» **What is required**: Your answer must be an exact copy of the records below, minus the pictures.

» **Supplied information**:

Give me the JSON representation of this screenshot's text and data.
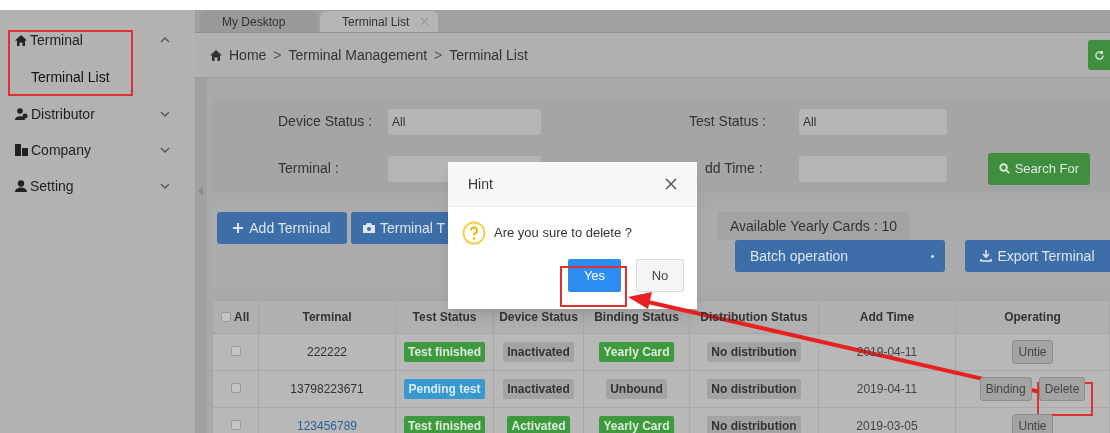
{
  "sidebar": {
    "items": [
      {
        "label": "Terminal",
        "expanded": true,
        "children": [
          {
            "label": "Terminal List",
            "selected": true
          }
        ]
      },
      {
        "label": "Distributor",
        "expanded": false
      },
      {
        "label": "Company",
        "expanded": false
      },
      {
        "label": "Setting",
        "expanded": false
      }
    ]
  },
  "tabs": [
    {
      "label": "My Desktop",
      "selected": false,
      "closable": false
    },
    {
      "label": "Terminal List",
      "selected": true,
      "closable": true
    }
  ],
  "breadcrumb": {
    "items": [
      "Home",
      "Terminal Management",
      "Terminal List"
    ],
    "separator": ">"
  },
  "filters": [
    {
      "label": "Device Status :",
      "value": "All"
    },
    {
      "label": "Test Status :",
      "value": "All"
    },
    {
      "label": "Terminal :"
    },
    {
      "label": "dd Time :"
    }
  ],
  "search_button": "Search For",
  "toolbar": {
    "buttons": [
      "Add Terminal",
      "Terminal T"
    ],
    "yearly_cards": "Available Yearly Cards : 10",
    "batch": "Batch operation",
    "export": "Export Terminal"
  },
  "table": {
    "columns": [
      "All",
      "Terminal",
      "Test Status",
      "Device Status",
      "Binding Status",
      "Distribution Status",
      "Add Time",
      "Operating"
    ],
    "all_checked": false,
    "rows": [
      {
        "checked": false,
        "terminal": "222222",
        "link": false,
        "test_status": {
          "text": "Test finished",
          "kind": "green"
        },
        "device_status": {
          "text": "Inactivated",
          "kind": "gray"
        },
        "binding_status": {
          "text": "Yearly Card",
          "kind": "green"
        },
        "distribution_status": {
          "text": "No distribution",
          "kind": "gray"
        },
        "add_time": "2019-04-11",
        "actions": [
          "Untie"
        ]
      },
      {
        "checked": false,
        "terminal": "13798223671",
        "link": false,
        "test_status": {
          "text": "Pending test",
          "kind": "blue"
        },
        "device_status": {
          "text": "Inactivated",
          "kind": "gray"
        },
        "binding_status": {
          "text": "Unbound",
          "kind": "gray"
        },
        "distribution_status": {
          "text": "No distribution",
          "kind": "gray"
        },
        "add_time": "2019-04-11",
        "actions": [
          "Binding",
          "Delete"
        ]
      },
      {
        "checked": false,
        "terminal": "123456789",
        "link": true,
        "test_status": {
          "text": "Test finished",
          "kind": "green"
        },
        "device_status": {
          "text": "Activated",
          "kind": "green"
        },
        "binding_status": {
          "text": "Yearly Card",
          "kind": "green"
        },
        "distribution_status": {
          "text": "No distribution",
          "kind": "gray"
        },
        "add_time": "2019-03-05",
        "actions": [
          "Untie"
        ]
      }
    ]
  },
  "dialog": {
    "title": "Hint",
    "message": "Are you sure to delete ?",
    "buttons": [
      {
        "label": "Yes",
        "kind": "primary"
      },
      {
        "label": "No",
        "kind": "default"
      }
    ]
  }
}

» **Answer to this exercise**:
Give me the JSON representation of this screenshot's text and data.
{
  "sidebar": {
    "items": [
      {
        "label": "Terminal",
        "expanded": true,
        "children": [
          {
            "label": "Terminal List",
            "selected": true
          }
        ]
      },
      {
        "label": "Distributor",
        "expanded": false
      },
      {
        "label": "Company",
        "expanded": false
      },
      {
        "label": "Setting",
        "expanded": false
      }
    ]
  },
  "tabs": [
    {
      "label": "My Desktop",
      "selected": false,
      "closable": false
    },
    {
      "label": "Terminal List",
      "selected": true,
      "closable": true
    }
  ],
  "breadcrumb": {
    "items": [
      "Home",
      "Terminal Management",
      "Terminal List"
    ],
    "separator": ">"
  },
  "filters": [
    {
      "label": "Device Status :",
      "value": "All"
    },
    {
      "label": "Test Status :",
      "value": "All"
    },
    {
      "label": "Terminal :"
    },
    {
      "label": "dd Time :"
    }
  ],
  "search_button": "Search For",
  "toolbar": {
    "buttons": [
      "Add Terminal",
      "Terminal T"
    ],
    "yearly_cards": "Available Yearly Cards : 10",
    "batch": "Batch operation",
    "export": "Export Terminal"
  },
  "table": {
    "columns": [
      "All",
      "Terminal",
      "Test Status",
      "Device Status",
      "Binding Status",
      "Distribution Status",
      "Add Time",
      "Operating"
    ],
    "all_checked": false,
    "rows": [
      {
        "checked": false,
        "terminal": "222222",
        "link": false,
        "test_status": {
          "text": "Test finished",
          "kind": "green"
        },
        "device_status": {
          "text": "Inactivated",
          "kind": "gray"
        },
        "binding_status": {
          "text": "Yearly Card",
          "kind": "green"
        },
        "distribution_status": {
          "text": "No distribution",
          "kind": "gray"
        },
        "add_time": "2019-04-11",
        "actions": [
          "Untie"
        ]
      },
      {
        "checked": false,
        "terminal": "13798223671",
        "link": false,
        "test_status": {
          "text": "Pending test",
          "kind": "blue"
        },
        "device_status": {
          "text": "Inactivated",
          "kind": "gray"
        },
        "binding_status": {
          "text": "Unbound",
          "kind": "gray"
        },
        "distribution_status": {
          "text": "No distribution",
          "kind": "gray"
        },
        "add_time": "2019-04-11",
        "actions": [
          "Binding",
          "Delete"
        ]
      },
      {
        "checked": false,
        "terminal": "123456789",
        "link": true,
        "test_status": {
          "text": "Test finished",
          "kind": "green"
        },
        "device_status": {
          "text": "Activated",
          "kind": "green"
        },
        "binding_status": {
          "text": "Yearly Card",
          "kind": "green"
        },
        "distribution_status": {
          "text": "No distribution",
          "kind": "gray"
        },
        "add_time": "2019-03-05",
        "actions": [
          "Untie"
        ]
      }
    ]
  },
  "dialog": {
    "title": "Hint",
    "message": "Are you sure to delete ?",
    "buttons": [
      {
        "label": "Yes",
        "kind": "primary"
      },
      {
        "label": "No",
        "kind": "default"
      }
    ]
  }
}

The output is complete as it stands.